The Tampere Nordwit team has an on-going reading group on gender in research and innovation. The participants have varied as the work situations and affiliations have changed. However, the group has continuously consisted of 5-6 participants, including the ‘core’ Nordwit members and associates: one doctoral student, one post doc and several senior researchers. The readings have been selected collectively to serve the interests of the participants, and they have covered classics, new texts, texts that have contributed to our conceptual and methodological understanding. Typically, each of the group gatherings discusses two articles that the participants have read beforehand.
In the spring 2020, we read, among others, the article ‘Sheep with five legs’ (Gender practices in the construction of academic excellence, Organization 2011) by Marieke van den Brink and Yvonne Benschop, the latter also a member of the Nordwit International Scientific Advisory Board. The article has been widely acknowledged in the research literature and is one of the ‘classics’ for us.
It examines the recruitment of professors in the Netherlands by analyzing recruitment documents and the interviews of members of recruitment committees. It demonstrates convincingly how recruitment practices are gendered and social constructions embedded within social contexts and cultural and political struggles, and how those practices produce gender inequality in a number of ways. This happens although the universities all aim for excellence through the objective measuring of merits, and the recruitments of ‘sheep with five legs’, candidates that are excellent in all academic respects. As the Dutch university system, similarly to the Finnish one, has a restricted number of professor posts, the recruitment processes and the members of the recruitment committees have significant power over the highest ranks of the academy. Simultaneously they also have an effect on gender equality in the academy. The study states that women candidates are disadvantaged, for example, as excellence becomes produced in social networks and merits are not properties of individual candidates, and as there is an unarticulated ‘likeability’ aspect related to individuals’ personal and embodied characteristics. The latter then links to survival in academia rather than the excellence criteria in committee members’ accounts and is thoroughly gendered and contradictory. Although universities seldom get professors who are excellent in all areas of professorships, women professors still need to be the ‘sheep with five legs’, the ones who have it all. These are very relevant observations for our analysis of the Finnish interviews. The past ten years have not dated this article at all.
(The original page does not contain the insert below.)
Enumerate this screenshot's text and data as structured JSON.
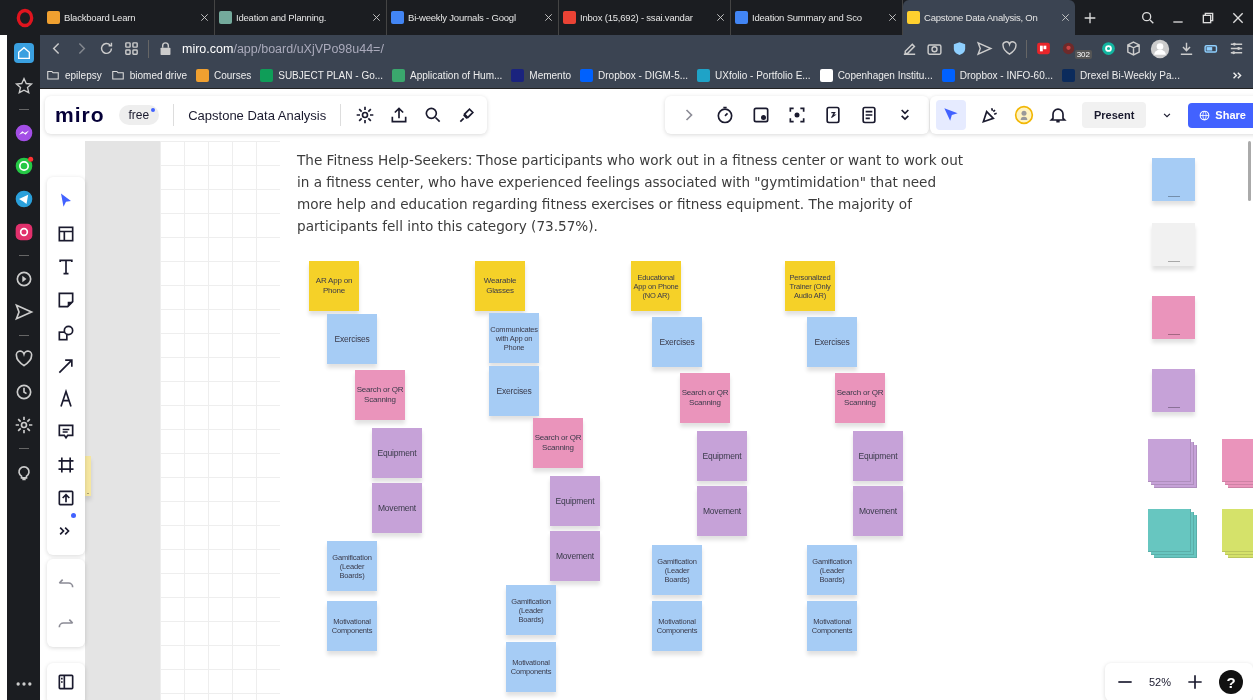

Another text, discussed in the reading group, was Cecile Thun’s recent ‘Excellent and gender equal? Academic motherhood and “gender blindness” in Norwegian academia’ in GWO (2020, 27). The article recognizes a new standard in academia, ‘inclusive excellence’, which consists of both competing globally for talent (discussed in terms of excellence in the ‘Sheep with five legs’ article) and advancing gender equality. It is based on interviews with 24 women academics at the University of Oslo, and it examines gendered ‘blind spots’ in academic work, and the legitimization of gender inequality in the discourse of excellence and gender equality. It complements van den Brink and Benschop’s results and finds that academic women still experience being underestimated by colleagues and students in the greedy academy of neoliberal economies. Nevertheless, gender inequality remains a ‘blind spot’ in the academic community. Thun further notes that academic mothers experience double standards in parenthood, as motherhood and fatherhood are regarded differently in academia. She points out that both academic work and motherhood are greedy as they require limitless time and needs. The political aim of the inclusivity and gender equality are becoming even harder to achieve in the context of excellence as long as gendering processes in academic work and in academic parenting remain ‘blind spots’ in academia and in the evaluation of academic merits.
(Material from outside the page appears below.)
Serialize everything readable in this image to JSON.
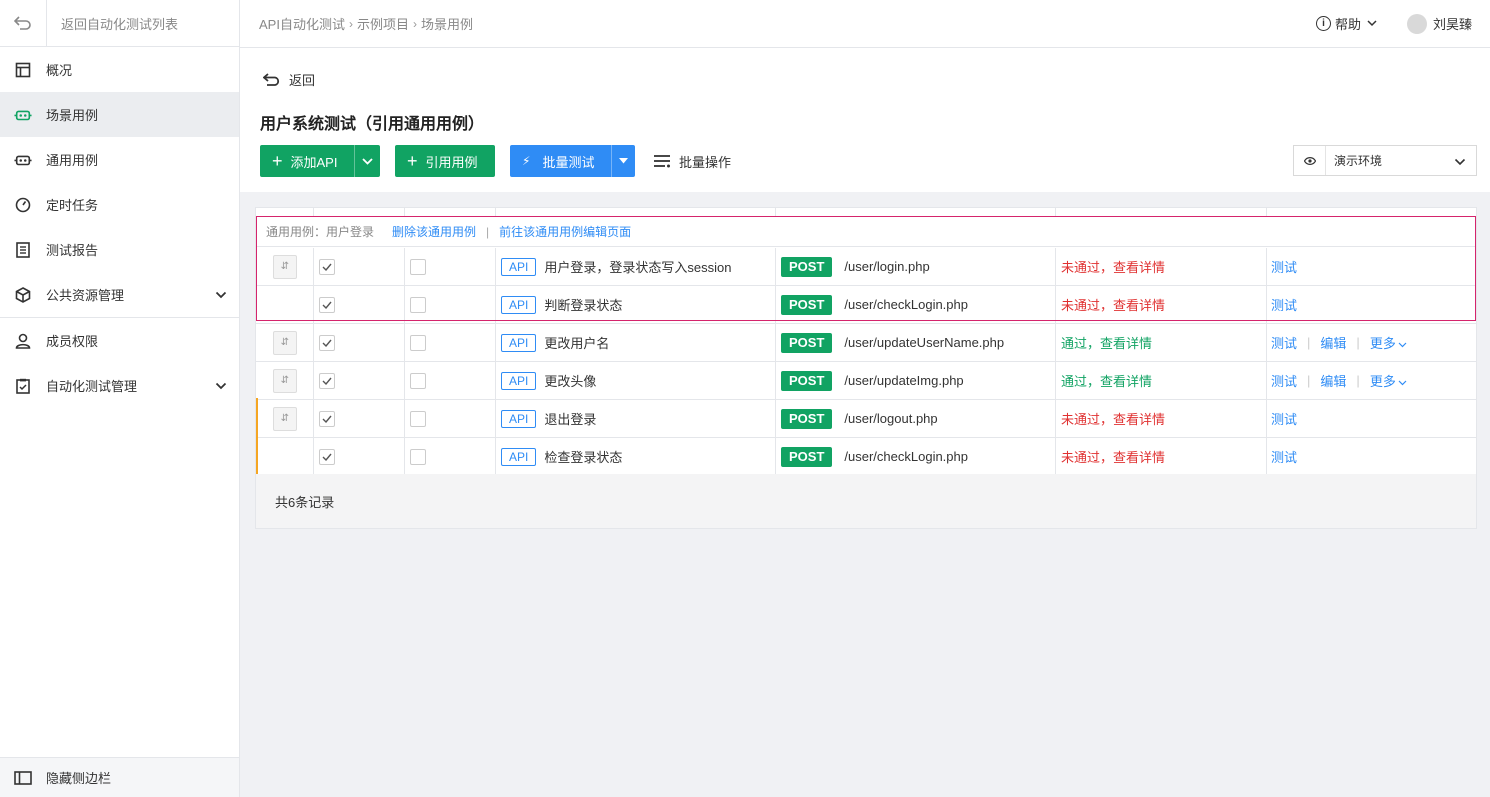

Both articles pay attention to the persistent gender inequalities in academia. Thun’s article further raises a question about the gendering interplay between academic and parenting/care work. It is this gendering interplay that needs to be analysed more carefully. Nordic countries have provided relatively good support for parenting as well as childcare services for decades. Parenting has been possible for those working in research and innovation, however, not without disadvantage to women. Thun suggests that it is the research and innovation institutions that would need to articulate their blind spots and make the interplay more gender equal.
Van den Brink, M., Benschop, Y. (2011) ‘Gender practices in the construction of academic excellence: Sheep with five legs’, Organization 19(4): 507-524. https://doi.org/10.1177/1350508411414293
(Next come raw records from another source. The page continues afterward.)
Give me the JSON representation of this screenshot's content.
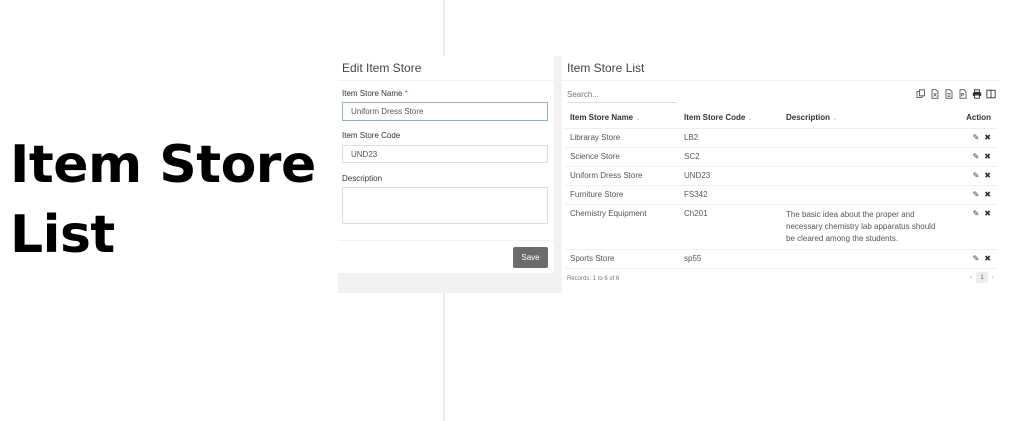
{
  "page": {
    "heading": "Item Store List"
  },
  "edit": {
    "title": "Edit Item Store",
    "name_label": "Item Store Name",
    "required_mark": "*",
    "name_value": "Uniform Dress Store",
    "code_label": "Item Store Code",
    "code_value": "UND23",
    "desc_label": "Description",
    "desc_value": "",
    "save_label": "Save"
  },
  "list": {
    "title": "Item Store List",
    "search_placeholder": "Search...",
    "tools": [
      "copy-icon",
      "excel-icon",
      "csv-icon",
      "pdf-icon",
      "print-icon",
      "columns-icon"
    ],
    "columns": [
      "Item Store Name",
      "Item Store Code",
      "Description",
      "Action"
    ],
    "sort_glyph": "⌄",
    "rows": [
      {
        "name": "Libraray Store",
        "code": "LB2",
        "description": ""
      },
      {
        "name": "Science Store",
        "code": "SC2",
        "description": ""
      },
      {
        "name": "Uniform Dress Store",
        "code": "UND23",
        "description": ""
      },
      {
        "name": "Furniture Store",
        "code": "FS342",
        "description": ""
      },
      {
        "name": "Chemistry Equipment",
        "code": "Ch201",
        "description": "The basic idea about the proper and necessary chemistry lab apparatus should be cleared among the students."
      },
      {
        "name": "Sports Store",
        "code": "sp55",
        "description": ""
      }
    ],
    "edit_glyph": "✎",
    "delete_glyph": "✖",
    "records": "Records: 1 to 6 of 6",
    "pager": {
      "prev": "‹",
      "page": "1",
      "next": "›"
    }
  }
}
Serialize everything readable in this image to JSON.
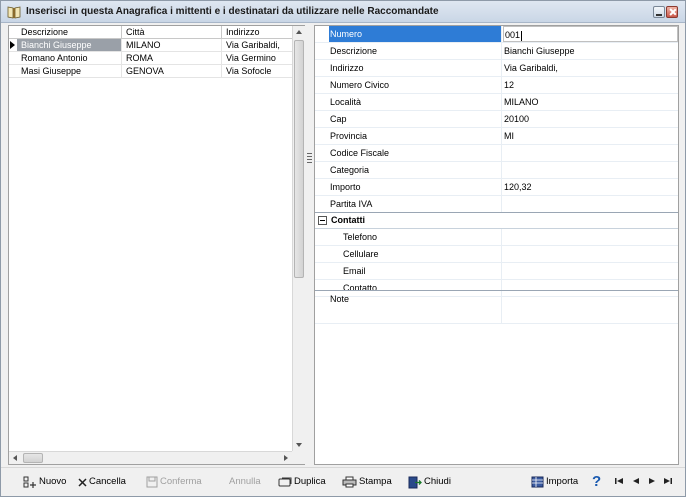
{
  "window": {
    "title": "Inserisci in questa Anagrafica i mittenti e i destinatari da utilizzare nelle Raccomandate"
  },
  "grid": {
    "columns": [
      "Descrizione",
      "Città",
      "Indirizzo"
    ],
    "rows": [
      {
        "descrizione": "Bianchi Giuseppe",
        "citta": "MILANO",
        "indirizzo": "Via Garibaldi,"
      },
      {
        "descrizione": "Romano Antonio",
        "citta": "ROMA",
        "indirizzo": "Via Germino"
      },
      {
        "descrizione": "Masi Giuseppe",
        "citta": "GENOVA",
        "indirizzo": "Via Sofocle"
      }
    ],
    "selected_row": 0
  },
  "properties": {
    "fields": [
      {
        "label": "Numero",
        "value": "001"
      },
      {
        "label": "Descrizione",
        "value": "Bianchi Giuseppe"
      },
      {
        "label": "Indirizzo",
        "value": "Via Garibaldi,"
      },
      {
        "label": "Numero Civico",
        "value": "12"
      },
      {
        "label": "Località",
        "value": "MILANO"
      },
      {
        "label": "Cap",
        "value": "20100"
      },
      {
        "label": "Provincia",
        "value": "MI"
      },
      {
        "label": "Codice Fiscale",
        "value": ""
      },
      {
        "label": "Categoria",
        "value": ""
      },
      {
        "label": "Importo",
        "value": "120,32"
      },
      {
        "label": "Partita IVA",
        "value": ""
      }
    ],
    "category": "Contatti",
    "contatti": [
      {
        "label": "Telefono",
        "value": ""
      },
      {
        "label": "Cellulare",
        "value": ""
      },
      {
        "label": "Email",
        "value": ""
      },
      {
        "label": "Contatto",
        "value": ""
      }
    ],
    "note": {
      "label": "Note",
      "value": ""
    }
  },
  "toolbar": {
    "nuovo": "Nuovo",
    "cancella": "Cancella",
    "conferma": "Conferma",
    "annulla": "Annulla",
    "duplica": "Duplica",
    "stampa": "Stampa",
    "chiudi": "Chiudi",
    "importa": "Importa"
  },
  "colors": {
    "selection": "#2e7cd6",
    "grid_selection": "#9aa0a8"
  }
}
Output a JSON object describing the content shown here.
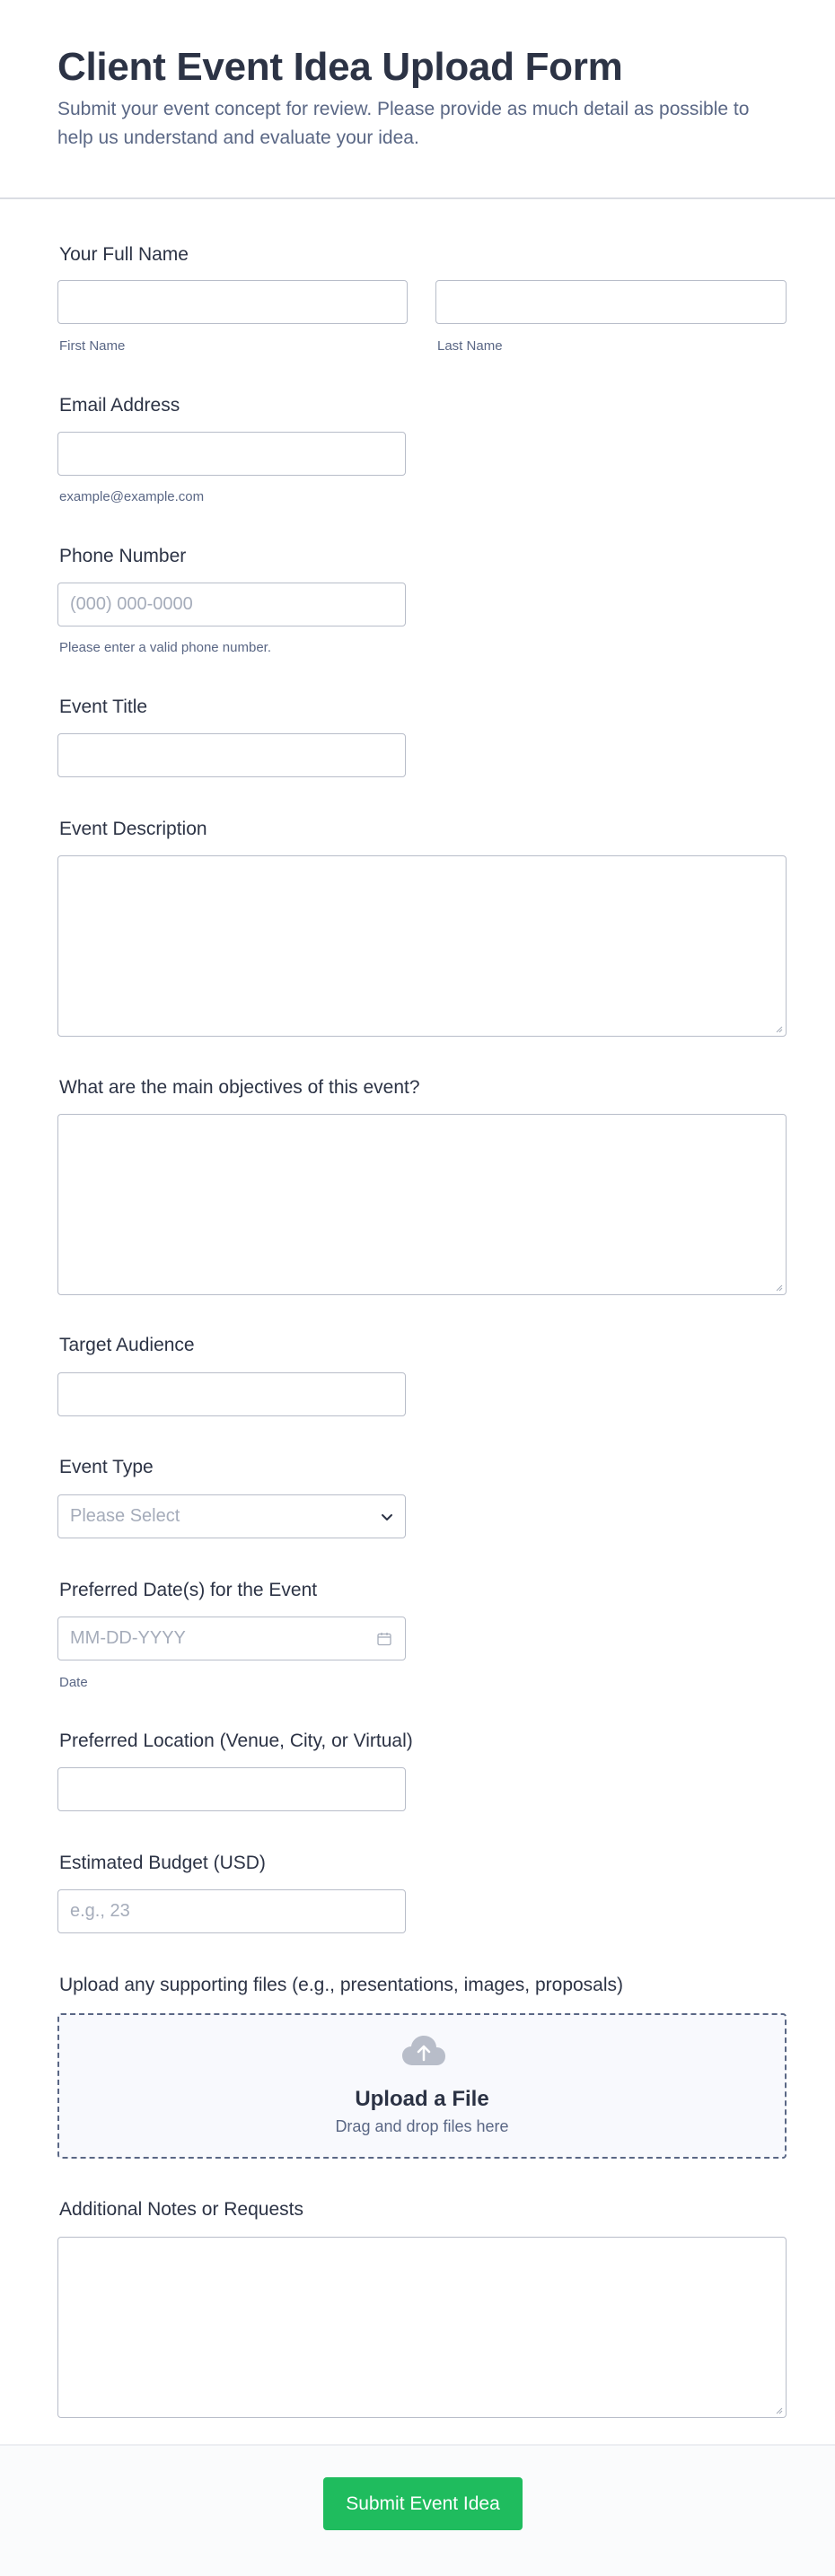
{
  "form": {
    "title": "Client Event Idea Upload Form",
    "subtitle": "Submit your event concept for review. Please provide as much detail as possible to help us understand and evaluate your idea."
  },
  "fields": {
    "full_name": {
      "label": "Your Full Name",
      "first_sublabel": "First Name",
      "last_sublabel": "Last Name",
      "first_value": "",
      "last_value": ""
    },
    "email": {
      "label": "Email Address",
      "sublabel": "example@example.com",
      "value": ""
    },
    "phone": {
      "label": "Phone Number",
      "placeholder": "(000) 000-0000",
      "sublabel": "Please enter a valid phone number."
    },
    "event_title": {
      "label": "Event Title",
      "value": ""
    },
    "event_description": {
      "label": "Event Description",
      "value": ""
    },
    "objectives": {
      "label": "What are the main objectives of this event?",
      "value": ""
    },
    "target_audience": {
      "label": "Target Audience",
      "value": ""
    },
    "event_type": {
      "label": "Event Type",
      "selected": "Please Select",
      "icon": "chevron-down-icon"
    },
    "preferred_dates": {
      "label": "Preferred Date(s) for the Event",
      "placeholder": "MM-DD-YYYY",
      "sublabel": "Date",
      "icon": "calendar-icon"
    },
    "location": {
      "label": "Preferred Location (Venue, City, or Virtual)",
      "value": ""
    },
    "budget": {
      "label": "Estimated Budget (USD)",
      "placeholder": "e.g., 23"
    },
    "upload": {
      "label": "Upload any supporting files (e.g., presentations, images, proposals)",
      "title": "Upload a File",
      "subtitle": "Drag and drop files here",
      "icon": "cloud-upload-icon"
    },
    "notes": {
      "label": "Additional Notes or Requests",
      "value": ""
    }
  },
  "submit": {
    "label": "Submit Event Idea",
    "color": "#1fbc5e"
  },
  "colors": {
    "text": "#2c3345",
    "muted": "#5a6785",
    "border": "#b8bdc9",
    "placeholder": "#a5acba"
  }
}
Thun, Cecilie (2020) ‘Excellent and gender equal? Academic motherhood and “gender blindness” in Norwegian academia’, GWO 27(2): 166-180. https://doi.org/10.1111/gwao.12368